Chief Executive Jonathan Hinkles said: “We have now seen forward bookings fall by around 75% versus their usual levels. From the end of next week, we will be implementing an emergency timetable, which will reduce our operations from around 214 to 95 scheduled flights each weekday – a cut of 55%. We expect this to be a temporary reduction and we are implementing this until the end of May but may have to extend that timescale as the situation continues to develop.”
“Customers booked on flights up to the end of May can change their reservation without a change fee to travel on a future date. However, if future flights are more expensive, the difference in fare will be payable. Where services are completely suspended a full refund will be applicable.”
“I would strongly advise our affected customers to manage their booking through our website as we are experiencing exceptionally high call volumes into our call centre”.
“Importantly, we will maintain lifeline services to the island communities we serve but will be forced to do so with reduced frequency.”
“The situation is incredibly serious and alongside the obvious health and safety implications, puts the future of the entire aviation industry in jeopardy. With this in mind, we have joined with other UK carriers to seek emergency measures from the Government to support all airlines in the sector.”
Hinkles revealed that Loganair staff have been asked to consider a series of measures aimed at protecting employment levels – including reducing working hours by 20% and accepting a 20% reduction in salary as a result or taking a period of unpaid leave.
He said: “We are working hard to avoid redundancies and lay-offs as have already been seen at major international airlines and as are likely to follow at several UK airlines in the coming days.”

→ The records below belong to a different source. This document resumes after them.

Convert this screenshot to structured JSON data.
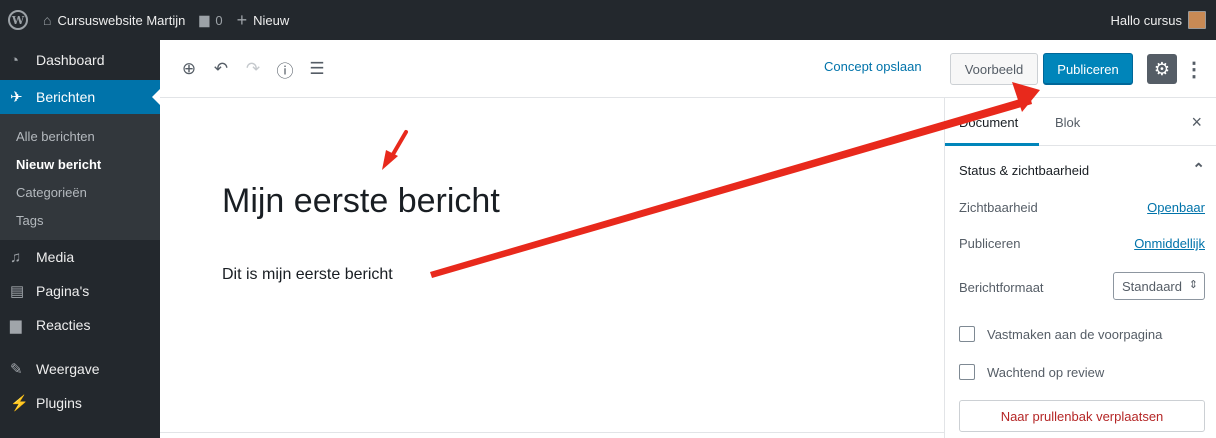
{
  "adminbar": {
    "site_name": "Cursuswebsite Martijn",
    "comments_count": "0",
    "new_label": "Nieuw",
    "greeting": "Hallo cursus"
  },
  "sidebar": {
    "dashboard": "Dashboard",
    "posts": "Berichten",
    "submenu": [
      "Alle berichten",
      "Nieuw bericht",
      "Categorieën",
      "Tags"
    ],
    "media": "Media",
    "pages": "Pagina's",
    "comments": "Reacties",
    "appearance": "Weergave",
    "plugins": "Plugins"
  },
  "toolbar": {
    "save_draft": "Concept opslaan",
    "preview": "Voorbeeld",
    "publish": "Publiceren"
  },
  "post": {
    "title": "Mijn eerste bericht",
    "body": "Dit is mijn eerste bericht"
  },
  "panel": {
    "tab_document": "Document",
    "tab_block": "Blok",
    "close": "×",
    "status_title": "Status & zichtbaarheid",
    "visibility_label": "Zichtbaarheid",
    "visibility_value": "Openbaar",
    "publish_label": "Publiceren",
    "publish_value": "Onmiddellijk",
    "format_label": "Berichtformaat",
    "format_value": "Standaard",
    "sticky_label": "Vastmaken aan de voorpagina",
    "pending_label": "Wachtend op review",
    "trash_label": "Naar prullenbak verplaatsen"
  },
  "colors": {
    "admin_dark": "#23282d",
    "accent_blue": "#0085ba",
    "arrow_red": "#e8291c"
  }
}
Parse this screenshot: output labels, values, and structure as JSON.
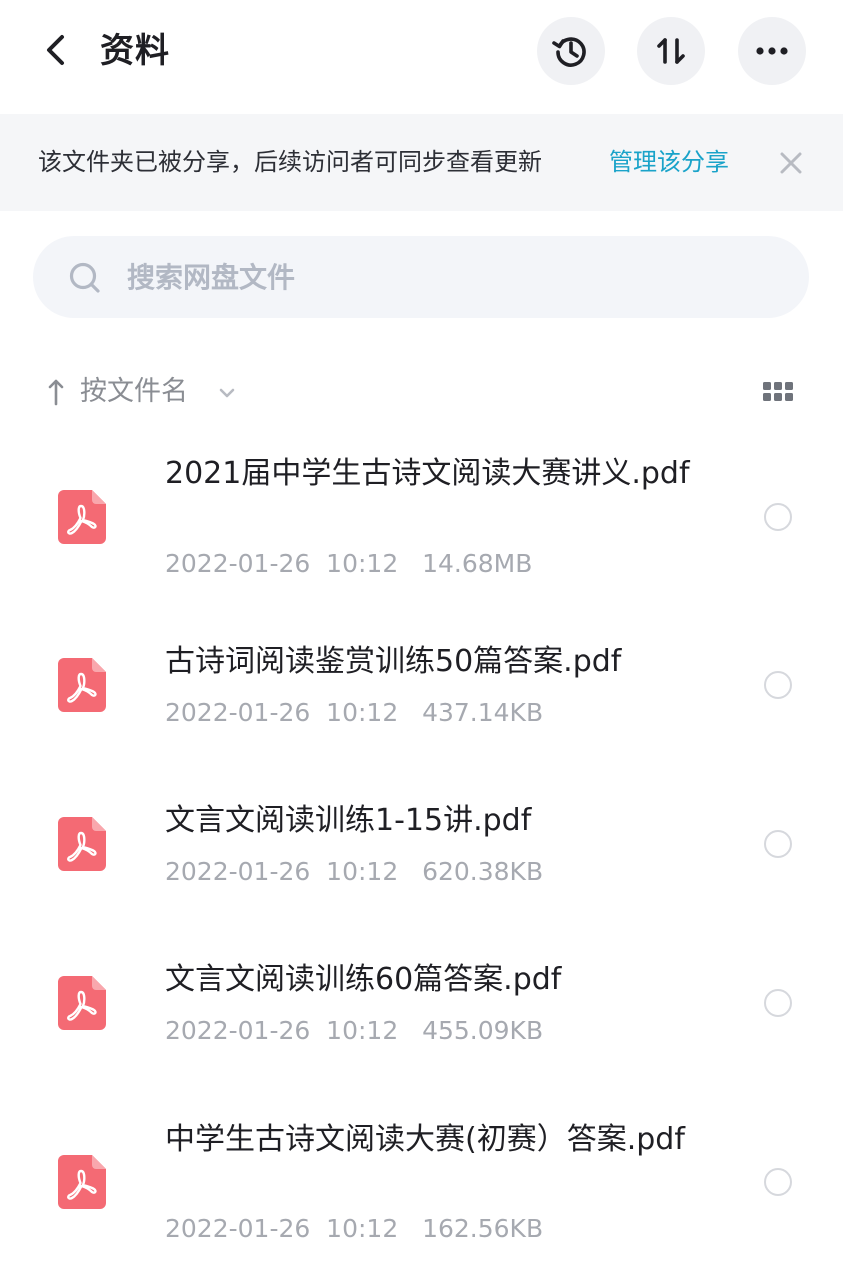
{
  "header": {
    "title": "资料",
    "icons": {
      "back": "chevron-left-icon",
      "history": "history-icon",
      "sort": "sort-arrows-icon",
      "more": "more-horizontal-icon"
    }
  },
  "share_banner": {
    "text": "该文件夹已被分享，后续访问者可同步查看更新",
    "link": "管理该分享",
    "link_color": "#1aa3c9"
  },
  "search": {
    "placeholder": "搜索网盘文件"
  },
  "sort": {
    "label": "按文件名",
    "direction": "ascending"
  },
  "files": [
    {
      "name": "2021届中学生古诗文阅读大赛讲义.pdf",
      "meta": "2022-01-26  10:12   14.68MB",
      "type": "pdf"
    },
    {
      "name": "古诗词阅读鉴赏训练50篇答案.pdf",
      "meta": "2022-01-26  10:12   437.14KB",
      "type": "pdf"
    },
    {
      "name": "文言文阅读训练1-15讲.pdf",
      "meta": "2022-01-26  10:12   620.38KB",
      "type": "pdf"
    },
    {
      "name": "文言文阅读训练60篇答案.pdf",
      "meta": "2022-01-26  10:12   455.09KB",
      "type": "pdf"
    },
    {
      "name": "中学生古诗文阅读大赛(初赛）答案.pdf",
      "meta": "2022-01-26  10:12   162.56KB",
      "type": "pdf"
    }
  ],
  "colors": {
    "pdf_icon": "#f46a74",
    "accent": "#1aa3c9"
  }
}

Western Isles MSP Alasdair Allan commented:“It is clear that the present COVID-19 crisis presents an existential threat to much of the aviation industry.
“Flights to the Western Isles are genuinely lifeline services and we rely on them for a number of essential deliveries, such as medical supplies. It is absolutely vital that some form of service remains in place through the coming months.